(Supplied data begins)

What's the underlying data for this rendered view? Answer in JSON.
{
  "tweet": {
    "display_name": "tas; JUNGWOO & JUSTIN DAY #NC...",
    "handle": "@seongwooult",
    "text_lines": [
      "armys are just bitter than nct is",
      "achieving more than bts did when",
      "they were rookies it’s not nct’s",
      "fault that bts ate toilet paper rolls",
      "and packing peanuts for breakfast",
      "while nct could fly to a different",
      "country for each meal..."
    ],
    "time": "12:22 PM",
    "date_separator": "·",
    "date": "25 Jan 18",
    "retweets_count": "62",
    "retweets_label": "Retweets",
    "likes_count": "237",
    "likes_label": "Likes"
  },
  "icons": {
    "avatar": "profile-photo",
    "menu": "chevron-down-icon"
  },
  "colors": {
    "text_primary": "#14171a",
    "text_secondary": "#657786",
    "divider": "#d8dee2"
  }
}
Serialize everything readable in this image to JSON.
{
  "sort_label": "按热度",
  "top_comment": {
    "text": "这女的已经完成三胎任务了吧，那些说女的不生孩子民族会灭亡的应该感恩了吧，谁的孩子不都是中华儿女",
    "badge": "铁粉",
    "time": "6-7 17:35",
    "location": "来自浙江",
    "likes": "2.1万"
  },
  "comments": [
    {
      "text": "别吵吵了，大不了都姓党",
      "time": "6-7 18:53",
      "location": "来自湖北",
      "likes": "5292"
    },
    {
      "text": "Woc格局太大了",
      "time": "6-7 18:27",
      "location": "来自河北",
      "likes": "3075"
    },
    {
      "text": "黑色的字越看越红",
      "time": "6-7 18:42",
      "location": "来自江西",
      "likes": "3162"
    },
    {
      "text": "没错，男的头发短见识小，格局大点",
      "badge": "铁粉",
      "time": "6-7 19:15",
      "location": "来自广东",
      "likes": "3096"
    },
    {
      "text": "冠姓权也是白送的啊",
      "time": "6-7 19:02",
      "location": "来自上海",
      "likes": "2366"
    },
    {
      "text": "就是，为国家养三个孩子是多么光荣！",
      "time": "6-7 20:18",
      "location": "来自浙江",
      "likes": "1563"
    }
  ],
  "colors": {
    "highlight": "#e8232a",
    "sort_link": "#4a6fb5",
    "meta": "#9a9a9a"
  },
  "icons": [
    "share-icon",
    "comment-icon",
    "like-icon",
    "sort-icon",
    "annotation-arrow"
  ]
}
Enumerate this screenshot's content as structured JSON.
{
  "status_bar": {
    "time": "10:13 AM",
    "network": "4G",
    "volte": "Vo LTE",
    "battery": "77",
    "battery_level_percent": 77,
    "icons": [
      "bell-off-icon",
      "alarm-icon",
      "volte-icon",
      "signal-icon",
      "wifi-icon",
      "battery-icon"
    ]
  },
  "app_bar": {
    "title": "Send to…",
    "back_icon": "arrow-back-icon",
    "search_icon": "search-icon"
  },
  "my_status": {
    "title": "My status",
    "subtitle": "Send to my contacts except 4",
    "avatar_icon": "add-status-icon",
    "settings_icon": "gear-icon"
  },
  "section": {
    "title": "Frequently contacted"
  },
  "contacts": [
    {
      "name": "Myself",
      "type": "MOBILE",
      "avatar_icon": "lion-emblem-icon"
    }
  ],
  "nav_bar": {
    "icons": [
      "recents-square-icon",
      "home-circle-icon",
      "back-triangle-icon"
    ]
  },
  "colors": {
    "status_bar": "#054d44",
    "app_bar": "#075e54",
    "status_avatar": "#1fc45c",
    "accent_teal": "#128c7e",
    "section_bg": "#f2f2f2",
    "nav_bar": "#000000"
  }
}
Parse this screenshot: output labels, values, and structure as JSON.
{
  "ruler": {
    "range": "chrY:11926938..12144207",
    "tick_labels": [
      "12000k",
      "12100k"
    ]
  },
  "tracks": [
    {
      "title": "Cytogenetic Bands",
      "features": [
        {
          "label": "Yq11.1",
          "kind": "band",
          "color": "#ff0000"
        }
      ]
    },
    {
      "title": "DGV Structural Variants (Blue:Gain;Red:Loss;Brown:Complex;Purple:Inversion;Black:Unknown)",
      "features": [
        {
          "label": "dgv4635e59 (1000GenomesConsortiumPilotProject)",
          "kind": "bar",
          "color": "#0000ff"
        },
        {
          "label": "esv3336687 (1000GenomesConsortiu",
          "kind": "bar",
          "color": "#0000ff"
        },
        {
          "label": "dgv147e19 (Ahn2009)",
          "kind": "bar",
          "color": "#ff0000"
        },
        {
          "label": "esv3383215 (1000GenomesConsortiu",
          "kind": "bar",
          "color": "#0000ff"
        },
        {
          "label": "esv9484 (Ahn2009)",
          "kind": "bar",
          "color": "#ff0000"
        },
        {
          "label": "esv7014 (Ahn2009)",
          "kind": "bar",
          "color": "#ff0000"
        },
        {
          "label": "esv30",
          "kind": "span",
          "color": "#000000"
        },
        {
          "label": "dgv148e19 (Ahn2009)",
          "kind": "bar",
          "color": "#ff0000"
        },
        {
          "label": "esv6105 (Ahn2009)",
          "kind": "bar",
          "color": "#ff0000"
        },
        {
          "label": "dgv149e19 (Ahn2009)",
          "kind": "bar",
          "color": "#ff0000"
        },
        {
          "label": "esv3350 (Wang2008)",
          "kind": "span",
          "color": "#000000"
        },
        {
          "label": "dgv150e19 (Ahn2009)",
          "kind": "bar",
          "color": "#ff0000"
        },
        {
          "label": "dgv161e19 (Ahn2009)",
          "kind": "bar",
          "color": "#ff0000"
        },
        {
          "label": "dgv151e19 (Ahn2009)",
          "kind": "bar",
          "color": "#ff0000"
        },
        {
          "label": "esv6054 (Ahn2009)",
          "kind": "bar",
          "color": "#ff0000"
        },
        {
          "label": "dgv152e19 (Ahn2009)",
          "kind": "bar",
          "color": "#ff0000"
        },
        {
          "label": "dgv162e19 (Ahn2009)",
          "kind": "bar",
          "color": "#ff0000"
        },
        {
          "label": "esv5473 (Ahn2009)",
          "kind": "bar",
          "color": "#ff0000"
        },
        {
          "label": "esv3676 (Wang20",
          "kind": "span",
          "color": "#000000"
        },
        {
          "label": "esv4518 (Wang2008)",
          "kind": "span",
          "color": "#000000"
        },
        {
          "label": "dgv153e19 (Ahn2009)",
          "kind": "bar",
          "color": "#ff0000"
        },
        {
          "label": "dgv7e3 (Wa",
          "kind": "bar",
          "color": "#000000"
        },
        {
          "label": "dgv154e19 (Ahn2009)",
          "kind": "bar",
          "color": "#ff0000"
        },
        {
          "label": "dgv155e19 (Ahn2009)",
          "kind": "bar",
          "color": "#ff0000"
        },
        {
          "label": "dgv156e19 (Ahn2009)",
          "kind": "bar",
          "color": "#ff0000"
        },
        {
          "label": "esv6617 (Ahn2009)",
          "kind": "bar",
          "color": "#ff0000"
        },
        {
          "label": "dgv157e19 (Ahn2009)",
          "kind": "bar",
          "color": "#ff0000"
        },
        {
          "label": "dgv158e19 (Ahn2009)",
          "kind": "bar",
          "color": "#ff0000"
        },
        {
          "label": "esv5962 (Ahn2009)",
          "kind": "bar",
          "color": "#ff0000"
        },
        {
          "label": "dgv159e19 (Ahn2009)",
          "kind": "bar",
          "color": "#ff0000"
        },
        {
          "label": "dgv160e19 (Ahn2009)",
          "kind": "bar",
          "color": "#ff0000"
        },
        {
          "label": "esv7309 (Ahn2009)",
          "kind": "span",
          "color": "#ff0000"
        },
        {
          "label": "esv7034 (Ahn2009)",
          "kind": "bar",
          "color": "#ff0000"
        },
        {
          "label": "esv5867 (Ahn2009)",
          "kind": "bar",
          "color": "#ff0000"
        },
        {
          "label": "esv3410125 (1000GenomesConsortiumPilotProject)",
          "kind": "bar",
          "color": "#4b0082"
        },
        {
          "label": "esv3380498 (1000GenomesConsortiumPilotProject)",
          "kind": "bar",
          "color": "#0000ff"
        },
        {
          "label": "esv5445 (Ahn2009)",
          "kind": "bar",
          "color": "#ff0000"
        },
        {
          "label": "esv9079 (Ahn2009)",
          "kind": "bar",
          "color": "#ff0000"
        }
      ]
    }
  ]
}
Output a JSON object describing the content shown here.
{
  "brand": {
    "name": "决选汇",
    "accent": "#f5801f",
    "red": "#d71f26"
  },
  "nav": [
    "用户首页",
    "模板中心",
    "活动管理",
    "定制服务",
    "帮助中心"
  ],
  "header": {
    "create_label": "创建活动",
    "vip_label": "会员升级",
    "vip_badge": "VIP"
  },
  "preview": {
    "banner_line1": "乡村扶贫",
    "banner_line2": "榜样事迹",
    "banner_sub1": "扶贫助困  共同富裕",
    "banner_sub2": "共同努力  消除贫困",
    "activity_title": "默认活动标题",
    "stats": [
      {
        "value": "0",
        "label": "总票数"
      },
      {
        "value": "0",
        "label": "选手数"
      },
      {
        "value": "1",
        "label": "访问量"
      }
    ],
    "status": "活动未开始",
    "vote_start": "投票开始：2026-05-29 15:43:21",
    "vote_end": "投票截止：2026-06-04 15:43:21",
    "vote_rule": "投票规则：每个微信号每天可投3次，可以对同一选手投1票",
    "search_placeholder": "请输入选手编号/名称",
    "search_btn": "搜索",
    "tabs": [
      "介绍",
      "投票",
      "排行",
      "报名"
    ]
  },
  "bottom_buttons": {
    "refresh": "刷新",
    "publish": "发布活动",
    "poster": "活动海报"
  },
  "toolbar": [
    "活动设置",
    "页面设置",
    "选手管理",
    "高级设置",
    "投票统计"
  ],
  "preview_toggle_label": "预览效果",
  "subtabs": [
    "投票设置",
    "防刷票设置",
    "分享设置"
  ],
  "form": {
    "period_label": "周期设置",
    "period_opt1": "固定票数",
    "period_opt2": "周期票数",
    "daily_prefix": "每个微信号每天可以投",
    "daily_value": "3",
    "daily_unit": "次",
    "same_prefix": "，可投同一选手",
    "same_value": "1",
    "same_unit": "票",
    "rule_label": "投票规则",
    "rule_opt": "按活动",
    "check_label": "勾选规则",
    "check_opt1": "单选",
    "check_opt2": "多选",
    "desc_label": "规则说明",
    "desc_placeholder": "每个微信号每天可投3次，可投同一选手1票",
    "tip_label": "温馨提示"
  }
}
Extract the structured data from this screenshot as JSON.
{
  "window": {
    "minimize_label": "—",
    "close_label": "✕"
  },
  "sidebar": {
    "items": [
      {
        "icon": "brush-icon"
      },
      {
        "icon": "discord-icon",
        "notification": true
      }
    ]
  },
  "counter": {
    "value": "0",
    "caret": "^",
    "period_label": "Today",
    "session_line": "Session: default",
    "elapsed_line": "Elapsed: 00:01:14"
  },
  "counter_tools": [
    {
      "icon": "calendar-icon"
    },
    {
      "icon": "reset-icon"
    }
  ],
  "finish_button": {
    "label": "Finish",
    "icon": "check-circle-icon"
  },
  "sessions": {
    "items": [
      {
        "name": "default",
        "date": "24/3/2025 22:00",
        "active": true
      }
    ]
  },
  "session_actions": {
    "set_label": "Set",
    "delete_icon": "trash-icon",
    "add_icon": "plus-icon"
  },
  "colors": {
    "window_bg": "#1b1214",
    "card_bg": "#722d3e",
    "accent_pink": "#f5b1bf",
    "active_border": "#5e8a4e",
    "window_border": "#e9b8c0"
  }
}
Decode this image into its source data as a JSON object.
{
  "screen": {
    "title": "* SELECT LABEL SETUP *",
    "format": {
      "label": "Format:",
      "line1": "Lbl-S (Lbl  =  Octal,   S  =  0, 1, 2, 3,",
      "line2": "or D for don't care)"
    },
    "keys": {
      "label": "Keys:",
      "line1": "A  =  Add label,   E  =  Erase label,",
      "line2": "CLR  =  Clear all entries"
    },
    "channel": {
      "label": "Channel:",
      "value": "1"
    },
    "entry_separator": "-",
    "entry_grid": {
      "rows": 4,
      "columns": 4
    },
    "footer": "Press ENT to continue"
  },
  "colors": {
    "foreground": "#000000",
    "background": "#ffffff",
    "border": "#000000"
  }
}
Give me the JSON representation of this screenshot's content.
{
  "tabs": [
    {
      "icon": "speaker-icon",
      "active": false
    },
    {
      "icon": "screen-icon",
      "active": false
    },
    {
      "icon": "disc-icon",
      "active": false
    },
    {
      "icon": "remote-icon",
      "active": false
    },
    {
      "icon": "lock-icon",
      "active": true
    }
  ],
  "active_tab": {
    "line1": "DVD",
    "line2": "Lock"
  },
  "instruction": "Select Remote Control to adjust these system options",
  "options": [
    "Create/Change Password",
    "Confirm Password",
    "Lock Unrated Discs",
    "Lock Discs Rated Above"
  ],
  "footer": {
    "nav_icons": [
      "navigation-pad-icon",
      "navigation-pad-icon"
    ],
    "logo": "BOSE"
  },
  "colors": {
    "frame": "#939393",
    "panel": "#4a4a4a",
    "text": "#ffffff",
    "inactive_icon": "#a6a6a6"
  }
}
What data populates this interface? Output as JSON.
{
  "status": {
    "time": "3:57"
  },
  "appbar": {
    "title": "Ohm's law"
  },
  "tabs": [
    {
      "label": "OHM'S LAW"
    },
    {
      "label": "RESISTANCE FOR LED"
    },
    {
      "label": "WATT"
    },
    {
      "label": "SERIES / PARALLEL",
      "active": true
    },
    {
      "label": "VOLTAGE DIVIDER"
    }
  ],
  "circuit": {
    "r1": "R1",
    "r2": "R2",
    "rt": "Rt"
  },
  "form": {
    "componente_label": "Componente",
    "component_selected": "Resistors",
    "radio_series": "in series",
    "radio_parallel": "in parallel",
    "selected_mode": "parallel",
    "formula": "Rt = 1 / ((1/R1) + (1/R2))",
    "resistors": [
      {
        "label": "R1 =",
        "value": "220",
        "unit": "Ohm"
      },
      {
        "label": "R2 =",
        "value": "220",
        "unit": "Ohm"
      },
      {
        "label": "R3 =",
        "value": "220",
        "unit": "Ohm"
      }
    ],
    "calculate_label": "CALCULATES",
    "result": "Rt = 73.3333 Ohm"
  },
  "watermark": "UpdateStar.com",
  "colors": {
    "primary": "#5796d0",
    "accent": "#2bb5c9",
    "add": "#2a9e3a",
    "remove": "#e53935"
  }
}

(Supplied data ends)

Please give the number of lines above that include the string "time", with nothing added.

10